Whereas Amir’s presence watches over the Sandi, one particular presence was conspicuously lacking in the next museum, the Monumen Yogya Kembali. Despite Soeharto having personally inaugurated the museum in July 1989, his presence has been carefully but steadily diminished following the collapse of the Orde Baru. Likewise, General A. H. Nasution, one of Soeharto’s strongest competitors for the historical limelight, was notably absent among the artefacts contained within this cone-shaped museum—except, that is, for one photo, in which we can glimpse his back.
This lacuna was wonderfully filled an hour’s drive away from Yogyakarta, in Kalibawang. There, under the shade of a large tree, an imposing roadside monolith—the Monumen Markas Besar Komando Djawa—commemorates Nasution’s tenacious stand against the violent onslaught of the Dutch. Just across a river that used to mark the limits of Dutch influence in the region and perched on a 700-meter-high rocky outcrop within sight of Yogyakarta proper, history became almost palpable for the researchers gathered there. It truly came alive when a village elder, Ibu Niti, regaled us with stories of how the villagers fed and protected Nasution, who had introduced himself locally as a teacher.
Years later, Nasution helicoptered back into the area to thank the villagers. Needless to say, the Commander of Java is still fondly remembered. Perhaps Soeharto’s legacy is, by now, less salonfähig and therefore his family has deemed financing a Soeharto museum—our last stop—necessary. This shrine deftly crosses the line from history into the realm of make-believe. A lengthy video presentation, for example, showcases thousands of pictures highlighting Soeharto’s role as a father figure who modernized Indonesia. Helped along by many other artefacts in the museum, such a one-sided display of Soeharto’s terms in office effectively whitewashes the violent consequences of a decidedly darker streak to his character and period in power.
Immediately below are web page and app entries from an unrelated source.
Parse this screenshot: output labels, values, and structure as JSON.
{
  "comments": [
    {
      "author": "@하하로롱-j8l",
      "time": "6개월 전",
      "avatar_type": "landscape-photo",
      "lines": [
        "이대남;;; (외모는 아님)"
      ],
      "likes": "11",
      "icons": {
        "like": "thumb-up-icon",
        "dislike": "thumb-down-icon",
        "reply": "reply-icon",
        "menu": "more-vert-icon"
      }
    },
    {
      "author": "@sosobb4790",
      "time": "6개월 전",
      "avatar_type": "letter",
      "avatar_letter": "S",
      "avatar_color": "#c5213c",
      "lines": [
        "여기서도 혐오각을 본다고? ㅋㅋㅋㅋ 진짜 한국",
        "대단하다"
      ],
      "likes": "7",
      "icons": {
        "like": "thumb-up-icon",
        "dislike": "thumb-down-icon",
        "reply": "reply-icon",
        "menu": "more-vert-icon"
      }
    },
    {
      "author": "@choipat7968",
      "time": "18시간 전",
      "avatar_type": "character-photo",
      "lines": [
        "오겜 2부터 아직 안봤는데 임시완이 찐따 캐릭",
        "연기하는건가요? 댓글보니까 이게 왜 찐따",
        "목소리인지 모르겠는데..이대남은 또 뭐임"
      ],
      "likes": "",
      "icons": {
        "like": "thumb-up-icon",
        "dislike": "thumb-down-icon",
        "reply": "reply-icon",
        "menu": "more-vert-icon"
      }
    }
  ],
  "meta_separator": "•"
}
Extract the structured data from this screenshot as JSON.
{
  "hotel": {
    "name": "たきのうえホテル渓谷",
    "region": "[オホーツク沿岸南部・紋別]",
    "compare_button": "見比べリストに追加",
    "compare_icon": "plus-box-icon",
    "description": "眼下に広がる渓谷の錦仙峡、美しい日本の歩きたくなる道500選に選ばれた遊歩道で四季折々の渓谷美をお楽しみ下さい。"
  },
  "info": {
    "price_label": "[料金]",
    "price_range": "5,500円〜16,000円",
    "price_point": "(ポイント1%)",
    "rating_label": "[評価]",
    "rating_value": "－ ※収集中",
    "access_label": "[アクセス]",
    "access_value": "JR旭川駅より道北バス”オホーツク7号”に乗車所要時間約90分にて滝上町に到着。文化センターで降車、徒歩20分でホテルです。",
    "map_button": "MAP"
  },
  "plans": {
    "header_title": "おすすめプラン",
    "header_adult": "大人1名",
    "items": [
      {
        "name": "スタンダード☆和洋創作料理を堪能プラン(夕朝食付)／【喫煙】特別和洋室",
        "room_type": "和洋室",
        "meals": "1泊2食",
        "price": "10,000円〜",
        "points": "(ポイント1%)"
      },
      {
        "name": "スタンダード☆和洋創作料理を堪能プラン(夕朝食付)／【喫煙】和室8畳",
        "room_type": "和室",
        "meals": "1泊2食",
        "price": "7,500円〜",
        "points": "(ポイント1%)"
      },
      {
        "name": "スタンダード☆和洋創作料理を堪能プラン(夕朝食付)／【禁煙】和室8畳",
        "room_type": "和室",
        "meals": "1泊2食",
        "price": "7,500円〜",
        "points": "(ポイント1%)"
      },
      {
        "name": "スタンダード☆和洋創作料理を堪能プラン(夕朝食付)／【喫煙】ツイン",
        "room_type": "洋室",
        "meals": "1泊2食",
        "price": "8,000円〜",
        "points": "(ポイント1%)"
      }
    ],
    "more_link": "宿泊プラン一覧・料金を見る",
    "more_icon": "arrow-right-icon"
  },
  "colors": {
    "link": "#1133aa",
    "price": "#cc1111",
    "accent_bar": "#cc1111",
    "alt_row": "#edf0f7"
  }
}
For the Dutch researchers specifically, this trip put a great deal into perspective. On the one hand, it appears that the heinous Dutch outburst of violence only appears in displays as one variable in the equation that is the struggle for Indonesian independence and the founding of the Republic. On the other, we experienced first-hand that in Indonesia—regardless of its varying interpretations—the history of the revolution is situated very closely to the surface of daily life. The latter is the red thread that linked the museums. The Indonesian engagement with its colonial past is, of course, starkly contrasts with how the Dutch have traditionally interacted with theirs: through forgetting, ignoring blind spots and sometimes maintaining preconceived notions that continue to hold sway up to the present day. The bus full of researchers has a long road ahead of itself, but the beginning of its journey—experiencing Indonesian perspectives together with Indonesian researchers—has been tremendously valuable.